Nuclear issue still a thorn in current Korean détente: China Daily editorial
United States Vice-President Mike Pence went to Pyeongchang committed to foiling Pyongyang’s alleged attempt to “hijack the message and imagery” of the Olympics.
He left insisting “there is no daylight” among the US, Japan and the Republic of Korea on sustaining the strategy of extreme pressure. However, the latest developments offer no clue whether that is indeed the case or not.
Athletes from both sides of the 38th parallel marched into the stadium under a “Korean Peninsula” flag and sat shoulder to shoulder behind the podium, where IOC President Thomas Bach gave a sentimental eulogy to the power of unity.
The ROK President Moon Jae-in promised to “make it happen” upon receiving a handwritten invitation from Democratic People’s Republic of Korea leader Kim Jong-un for a visit “at the earliest date possible”, and officials of the two Koreas talked for three hours over lunch, sharing soju.
Kim Yo-jong, the sister of the DPRK leader, reportedly left a message expressing hope for “unification and prosperity in the near future”, and the visiting art troupe from Pyongyang stirred up another round of romantic anticipation surrounding the abrupt détente.
Everything negative about the DPRK, even its military parade the day before, appeared forgotten.
No wonder US media lamented the US was “left in the cold”. Indeed, even Japanese Prime Minister Shinzo Abe was found greeting Kim Yong-nam, head of the DPRK delegation.
President Moon may be a little more anxious to exploit these developments than Washington would feel comfortable with. The warm welcome extended to Pyongyang officials was certainly not what the White House wanted.
Moon’s suggestion that Pyongyang should seek negotiations with Washington was a fitting reminder, both to Pyongyang and the rest of the world, that inter-Korean reconciliation is difficult without engaging that crucial third party.
Negotiations between Pyongyang and Washington, critical as they are, have remained impossible to date because neither party appears ready to compromise and make the first move, as the US is resolutely opposing talks until the North agrees to end its nuclear program, and the DPRK is equally adamant that its nuclear capacities are non-negotiable.
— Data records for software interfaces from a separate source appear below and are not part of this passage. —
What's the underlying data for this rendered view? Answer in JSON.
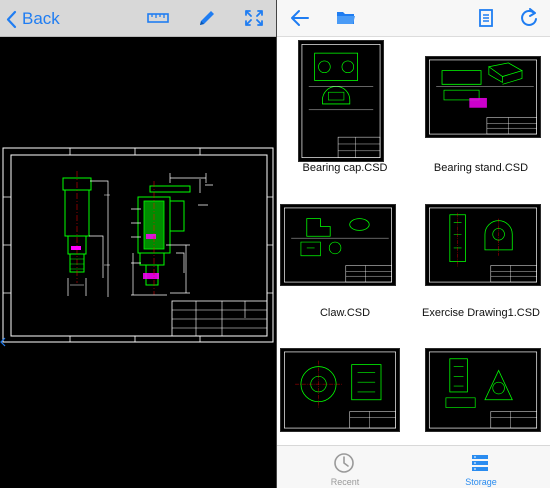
{
  "viewer": {
    "back_label": "Back",
    "icons": [
      "chevron-left-icon",
      "ruler-icon",
      "pencil-icon",
      "fit-screen-icon"
    ]
  },
  "browser": {
    "toolbar_icons": [
      "arrow-left-icon",
      "folder-icon",
      "document-icon",
      "refresh-icon"
    ],
    "files": [
      {
        "name": "Bearing cap.CSD"
      },
      {
        "name": "Bearing stand.CSD"
      },
      {
        "name": "Claw.CSD"
      },
      {
        "name": "Exercise Drawing1.CSD"
      },
      {
        "name": ""
      },
      {
        "name": ""
      }
    ]
  },
  "tabs": [
    {
      "label": "Recent",
      "icon": "clock-icon",
      "active": false
    },
    {
      "label": "Storage",
      "icon": "storage-icon",
      "active": true
    }
  ],
  "colors": {
    "accent": "#1f7df2",
    "cad_green": "#00ff00",
    "cad_white": "#ffffff",
    "cad_magenta": "#ff00ff"
  }
}
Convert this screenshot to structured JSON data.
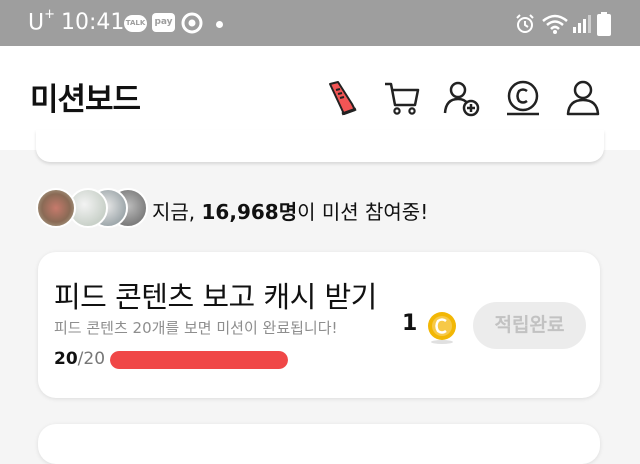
{
  "status_bar": {
    "carrier": "U",
    "carrier_sup": "+",
    "time": "10:41",
    "talk_badge": "TALK",
    "pay_badge": "pay"
  },
  "app_bar": {
    "title": "미션보드",
    "icons": [
      "sneaker-icon",
      "cart-icon",
      "add-friend-icon",
      "coin-icon",
      "profile-icon"
    ]
  },
  "participants": {
    "prefix": "지금, ",
    "count": "16,968명",
    "suffix": "이 미션 참여중!"
  },
  "mission": {
    "title": "피드 콘텐츠 보고 캐시 받기",
    "description": "피드 콘텐츠 20개를 보면 미션이 완료됩니다!",
    "reward": "1",
    "button_label": "적립완료",
    "progress_current": "20",
    "progress_total": "/20",
    "progress_fraction": 1.0
  },
  "colors": {
    "status_bar": "#9e9e9e",
    "progress": "#f04747",
    "coin": "#f2b705",
    "sneaker": "#f25555"
  }
}
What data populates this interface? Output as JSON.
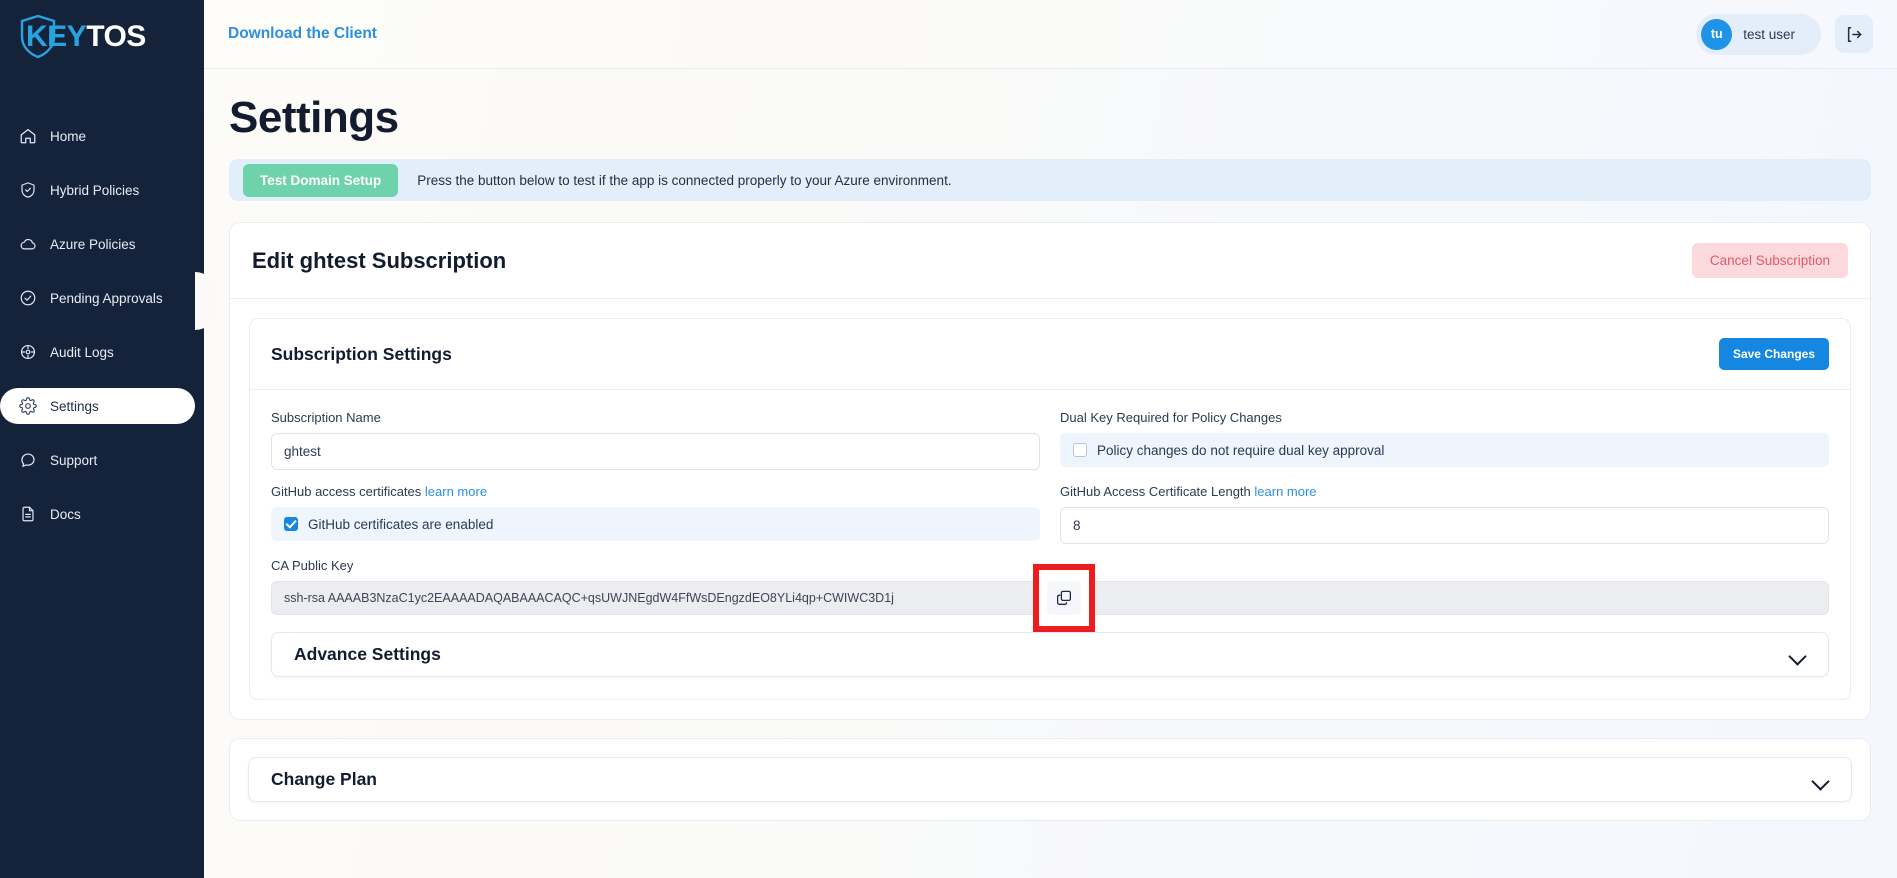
{
  "brand": {
    "logo_key": "KEY",
    "logo_tos": "TOS"
  },
  "sidebar": {
    "items": [
      {
        "label": "Home",
        "icon": "home-icon",
        "active": false
      },
      {
        "label": "Hybrid Policies",
        "icon": "shield-icon",
        "active": false
      },
      {
        "label": "Azure Policies",
        "icon": "cloud-icon",
        "active": false
      },
      {
        "label": "Pending Approvals",
        "icon": "check-circle-icon",
        "active": false
      },
      {
        "label": "Audit Logs",
        "icon": "compass-icon",
        "active": false
      },
      {
        "label": "Settings",
        "icon": "gear-icon",
        "active": true
      },
      {
        "label": "Support",
        "icon": "chat-icon",
        "active": false
      },
      {
        "label": "Docs",
        "icon": "document-icon",
        "active": false
      }
    ]
  },
  "topbar": {
    "download_link": "Download the Client",
    "user": {
      "initials": "tu",
      "name": "test user"
    },
    "logout_icon": "logout-icon"
  },
  "page": {
    "title": "Settings"
  },
  "test_banner": {
    "button_label": "Test Domain Setup",
    "description": "Press the button below to test if the app is connected properly to your Azure environment."
  },
  "subscription_card": {
    "title": "Edit ghtest Subscription",
    "cancel_button": "Cancel Subscription"
  },
  "subscription_settings": {
    "title": "Subscription Settings",
    "save_button": "Save Changes",
    "fields": {
      "subscription_name": {
        "label": "Subscription Name",
        "value": "ghtest"
      },
      "dual_key": {
        "label": "Dual Key Required for Policy Changes",
        "checkbox_label": "Policy changes do not require dual key approval",
        "checked": false
      },
      "github_access_certificates": {
        "label": "GitHub access certificates",
        "learn_more": "learn more",
        "checkbox_label": "GitHub certificates are enabled",
        "checked": true
      },
      "github_cert_length": {
        "label": "GitHub Access Certificate Length",
        "learn_more": "learn more",
        "value": "8"
      },
      "ca_public_key": {
        "label": "CA Public Key",
        "value": "ssh-rsa AAAAB3NzaC1yc2EAAAADAQABAAACAQC+qsUWJNEgdW4FfWsDEngzdEO8YLi4qp+CWIWC3D1j",
        "copy_icon": "copy-icon"
      }
    },
    "advance_settings": {
      "label": "Advance Settings",
      "chevron": "chevron-down-icon"
    }
  },
  "change_plan": {
    "label": "Change Plan",
    "chevron": "chevron-down-icon"
  },
  "colors": {
    "sidebar_bg": "#14223a",
    "brand_blue": "#29a3e0",
    "accent_blue": "#1687e0",
    "green": "#6ed3ab",
    "danger_pink": "#fbd9dc",
    "danger_text": "#e05a6b",
    "highlight_red": "#ee1c1c",
    "banner_blue": "#e2eef9"
  }
}
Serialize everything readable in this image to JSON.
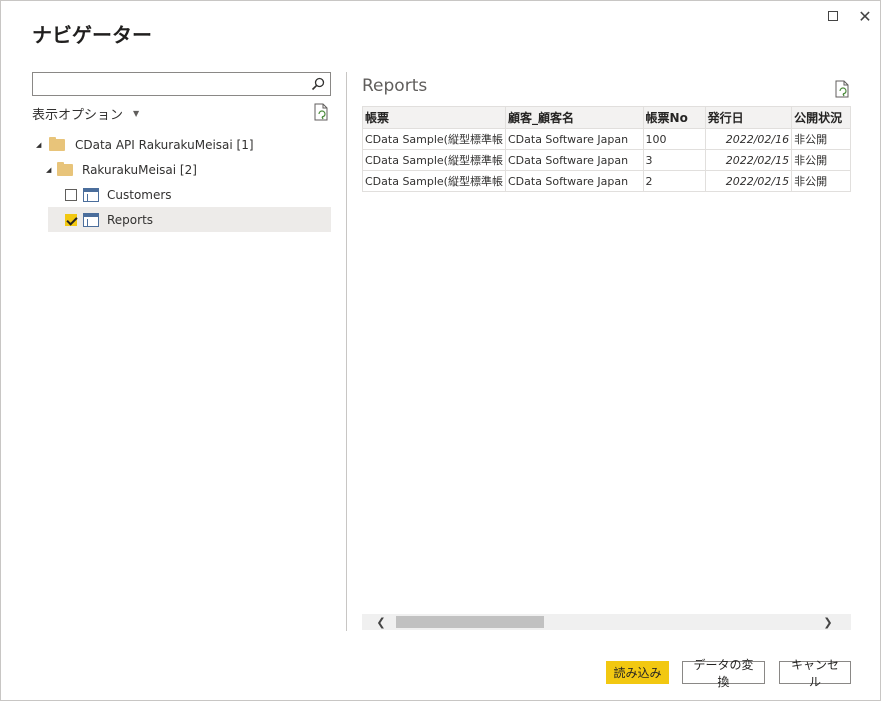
{
  "dialog": {
    "title": "ナビゲーター"
  },
  "left": {
    "search_value": "",
    "display_options_label": "表示オプション",
    "tree": [
      {
        "label": "CData API RakurakuMeisai [1]",
        "kind": "folder",
        "expanded": true
      },
      {
        "label": "RakurakuMeisai [2]",
        "kind": "folder",
        "expanded": true
      },
      {
        "label": "Customers",
        "kind": "table",
        "checked": false
      },
      {
        "label": "Reports",
        "kind": "table",
        "checked": true,
        "selected": true
      }
    ]
  },
  "preview": {
    "title": "Reports",
    "columns": [
      "帳票",
      "顧客_顧客名",
      "帳票No",
      "発行日",
      "公開状況"
    ],
    "rows": [
      [
        "CData Sample(縦型標準帳",
        "CData Software Japan",
        "100",
        "2022/02/16",
        "非公開"
      ],
      [
        "CData Sample(縦型標準帳",
        "CData Software Japan",
        "3",
        "2022/02/15",
        "非公開"
      ],
      [
        "CData Sample(縦型標準帳",
        "CData Software Japan",
        "2",
        "2022/02/15",
        "非公開"
      ]
    ]
  },
  "footer": {
    "load_label": "読み込み",
    "transform_label": "データの変換",
    "cancel_label": "キャンセル"
  },
  "colors": {
    "accent": "#f2c811",
    "folder": "#e8c47a",
    "table_icon": "#4b6e9c"
  },
  "icons": {
    "search": "search-icon",
    "refresh": "refresh-icon",
    "folder": "folder-icon",
    "table": "table-icon",
    "maximize": "maximize-icon",
    "close": "close-icon"
  }
}
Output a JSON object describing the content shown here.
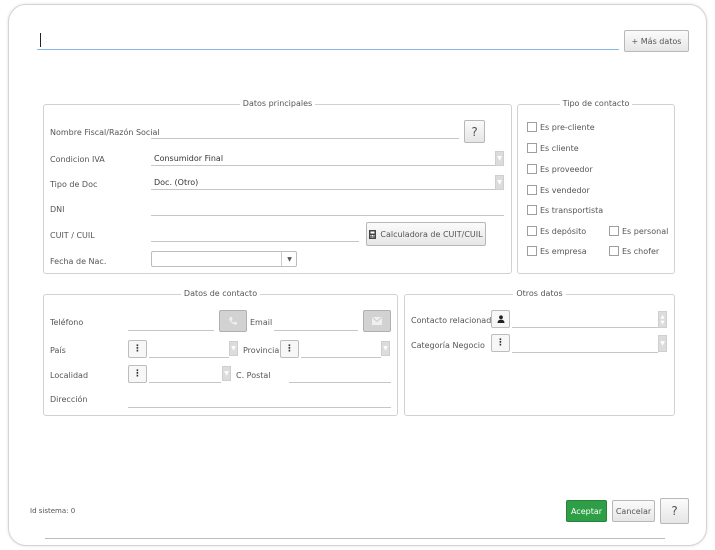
{
  "toolbar": {
    "more_data_label": "+ Más datos"
  },
  "main_data": {
    "legend": "Datos principales",
    "fiscal_name_label": "Nombre Fiscal/Razón Social",
    "help_glyph": "?",
    "iva_label": "Condicion IVA",
    "iva_value": "Consumidor Final",
    "doc_type_label": "Tipo de Doc",
    "doc_type_value": "Doc. (Otro)",
    "dni_label": "DNI",
    "cuit_label": "CUIT / CUIL",
    "calc_button_label": "Calculadora de CUIT/CUIL",
    "birth_label": "Fecha de Nac."
  },
  "contact_type": {
    "legend": "Tipo de contacto",
    "items": [
      "Es pre-cliente",
      "Es cliente",
      "Es proveedor",
      "Es vendedor",
      "Es transportista",
      "Es depósito",
      "Es personal",
      "Es empresa",
      "Es chofer"
    ]
  },
  "contact_data": {
    "legend": "Datos de contacto",
    "phone_label": "Teléfono",
    "email_label": "Email",
    "country_label": "País",
    "province_label": "Provincia",
    "city_label": "Localidad",
    "postal_label": "C. Postal",
    "address_label": "Dirección"
  },
  "other_data": {
    "legend": "Otros datos",
    "related_contact_label": "Contacto relacionado",
    "business_category_label": "Categoría Negocio"
  },
  "footer": {
    "system_id": "Id sistema: 0",
    "accept_label": "Aceptar",
    "cancel_label": "Cancelar",
    "help_glyph": "?"
  },
  "colors": {
    "accept": "#2e9f47",
    "focus_underline": "#8ab8e6"
  },
  "icons": {
    "calculator": "calculator-icon",
    "phone": "phone-icon",
    "email": "envelope-icon",
    "user": "user-icon",
    "ellipsis": "vertical-ellipsis-icon",
    "dropdown": "chevron-down-icon"
  }
}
Nevertheless, it is to be hoped the welcome improvement in the situation on the Korean Peninsula can be sustained and built upon, rather than being allowed to slip back into the previously capricious instability.